What the task requires:
Return, verbatim and in full, the records that follow, but not their pictures.

Dataset entries section start

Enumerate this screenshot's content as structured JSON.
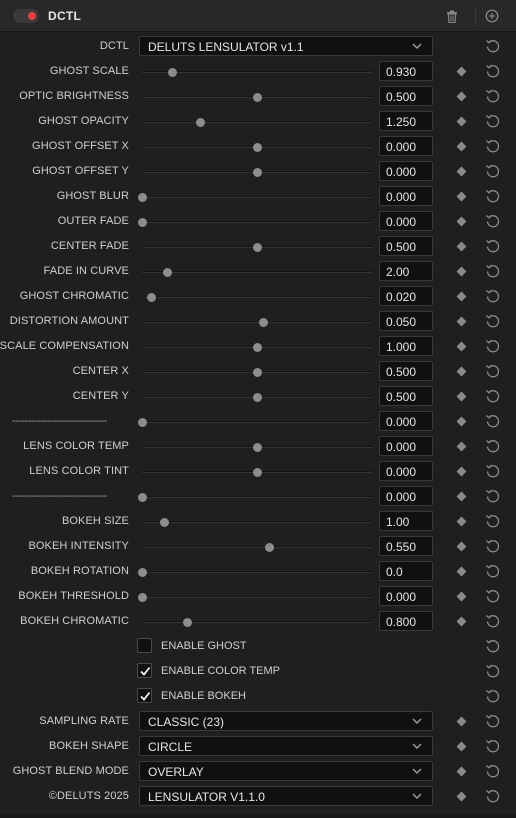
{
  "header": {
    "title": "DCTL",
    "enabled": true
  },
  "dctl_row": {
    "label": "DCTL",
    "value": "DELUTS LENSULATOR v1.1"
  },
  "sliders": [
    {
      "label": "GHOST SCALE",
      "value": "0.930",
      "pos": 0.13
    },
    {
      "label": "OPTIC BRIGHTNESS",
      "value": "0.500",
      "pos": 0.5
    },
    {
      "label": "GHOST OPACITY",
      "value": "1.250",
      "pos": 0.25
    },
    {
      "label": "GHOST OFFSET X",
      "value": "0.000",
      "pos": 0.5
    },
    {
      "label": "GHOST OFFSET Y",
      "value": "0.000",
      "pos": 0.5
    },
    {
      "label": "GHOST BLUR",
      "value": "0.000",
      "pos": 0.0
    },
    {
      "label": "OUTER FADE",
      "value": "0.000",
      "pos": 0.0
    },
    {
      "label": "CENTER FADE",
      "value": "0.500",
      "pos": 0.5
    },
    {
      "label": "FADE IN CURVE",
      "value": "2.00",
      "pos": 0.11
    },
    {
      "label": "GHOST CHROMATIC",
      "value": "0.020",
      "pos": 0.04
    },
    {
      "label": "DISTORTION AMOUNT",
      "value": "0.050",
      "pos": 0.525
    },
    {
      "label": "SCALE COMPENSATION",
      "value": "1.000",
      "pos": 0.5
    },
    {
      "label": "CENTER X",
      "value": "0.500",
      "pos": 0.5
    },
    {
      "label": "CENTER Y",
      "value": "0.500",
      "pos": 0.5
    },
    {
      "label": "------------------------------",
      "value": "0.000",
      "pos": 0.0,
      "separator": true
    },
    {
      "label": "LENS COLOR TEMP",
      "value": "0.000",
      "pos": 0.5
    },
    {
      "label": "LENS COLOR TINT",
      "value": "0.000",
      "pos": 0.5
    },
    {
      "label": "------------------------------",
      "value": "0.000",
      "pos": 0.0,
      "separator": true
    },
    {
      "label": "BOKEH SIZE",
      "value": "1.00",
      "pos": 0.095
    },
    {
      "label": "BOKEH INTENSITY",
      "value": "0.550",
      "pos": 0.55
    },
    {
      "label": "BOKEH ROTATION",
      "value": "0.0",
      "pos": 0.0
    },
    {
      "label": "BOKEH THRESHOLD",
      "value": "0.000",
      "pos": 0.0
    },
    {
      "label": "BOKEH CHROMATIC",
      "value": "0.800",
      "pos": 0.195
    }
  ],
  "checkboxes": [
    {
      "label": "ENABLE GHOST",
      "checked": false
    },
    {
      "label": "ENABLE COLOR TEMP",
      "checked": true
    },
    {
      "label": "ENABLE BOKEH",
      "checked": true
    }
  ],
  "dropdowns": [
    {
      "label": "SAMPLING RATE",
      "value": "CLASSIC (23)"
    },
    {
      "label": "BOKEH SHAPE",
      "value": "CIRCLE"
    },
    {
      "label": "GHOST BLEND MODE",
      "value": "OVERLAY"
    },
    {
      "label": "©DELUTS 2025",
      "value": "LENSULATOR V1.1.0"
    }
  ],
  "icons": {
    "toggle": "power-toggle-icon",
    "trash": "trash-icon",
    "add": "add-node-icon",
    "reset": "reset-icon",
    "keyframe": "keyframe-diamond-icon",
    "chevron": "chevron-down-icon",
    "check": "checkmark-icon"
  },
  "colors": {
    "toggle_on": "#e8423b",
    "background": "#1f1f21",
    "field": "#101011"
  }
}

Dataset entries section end

Written reply:
Enumerate this screenshot's content as structured JSON.
{
  "header": {
    "title": "DCTL",
    "enabled": true
  },
  "dctl_row": {
    "label": "DCTL",
    "value": "DELUTS LENSULATOR v1.1"
  },
  "sliders": [
    {
      "label": "GHOST SCALE",
      "value": "0.930",
      "pos": 0.13
    },
    {
      "label": "OPTIC BRIGHTNESS",
      "value": "0.500",
      "pos": 0.5
    },
    {
      "label": "GHOST OPACITY",
      "value": "1.250",
      "pos": 0.25
    },
    {
      "label": "GHOST OFFSET X",
      "value": "0.000",
      "pos": 0.5
    },
    {
      "label": "GHOST OFFSET Y",
      "value": "0.000",
      "pos": 0.5
    },
    {
      "label": "GHOST BLUR",
      "value": "0.000",
      "pos": 0.0
    },
    {
      "label": "OUTER FADE",
      "value": "0.000",
      "pos": 0.0
    },
    {
      "label": "CENTER FADE",
      "value": "0.500",
      "pos": 0.5
    },
    {
      "label": "FADE IN CURVE",
      "value": "2.00",
      "pos": 0.11
    },
    {
      "label": "GHOST CHROMATIC",
      "value": "0.020",
      "pos": 0.04
    },
    {
      "label": "DISTORTION AMOUNT",
      "value": "0.050",
      "pos": 0.525
    },
    {
      "label": "SCALE COMPENSATION",
      "value": "1.000",
      "pos": 0.5
    },
    {
      "label": "CENTER X",
      "value": "0.500",
      "pos": 0.5
    },
    {
      "label": "CENTER Y",
      "value": "0.500",
      "pos": 0.5
    },
    {
      "label": "------------------------------",
      "value": "0.000",
      "pos": 0.0,
      "separator": true
    },
    {
      "label": "LENS COLOR TEMP",
      "value": "0.000",
      "pos": 0.5
    },
    {
      "label": "LENS COLOR TINT",
      "value": "0.000",
      "pos": 0.5
    },
    {
      "label": "------------------------------",
      "value": "0.000",
      "pos": 0.0,
      "separator": true
    },
    {
      "label": "BOKEH SIZE",
      "value": "1.00",
      "pos": 0.095
    },
    {
      "label": "BOKEH INTENSITY",
      "value": "0.550",
      "pos": 0.55
    },
    {
      "label": "BOKEH ROTATION",
      "value": "0.0",
      "pos": 0.0
    },
    {
      "label": "BOKEH THRESHOLD",
      "value": "0.000",
      "pos": 0.0
    },
    {
      "label": "BOKEH CHROMATIC",
      "value": "0.800",
      "pos": 0.195
    }
  ],
  "checkboxes": [
    {
      "label": "ENABLE GHOST",
      "checked": false
    },
    {
      "label": "ENABLE COLOR TEMP",
      "checked": true
    },
    {
      "label": "ENABLE BOKEH",
      "checked": true
    }
  ],
  "dropdowns": [
    {
      "label": "SAMPLING RATE",
      "value": "CLASSIC (23)"
    },
    {
      "label": "BOKEH SHAPE",
      "value": "CIRCLE"
    },
    {
      "label": "GHOST BLEND MODE",
      "value": "OVERLAY"
    },
    {
      "label": "©DELUTS 2025",
      "value": "LENSULATOR V1.1.0"
    }
  ],
  "icons": {
    "toggle": "power-toggle-icon",
    "trash": "trash-icon",
    "add": "add-node-icon",
    "reset": "reset-icon",
    "keyframe": "keyframe-diamond-icon",
    "chevron": "chevron-down-icon",
    "check": "checkmark-icon"
  },
  "colors": {
    "toggle_on": "#e8423b",
    "background": "#1f1f21",
    "field": "#101011"
  }
}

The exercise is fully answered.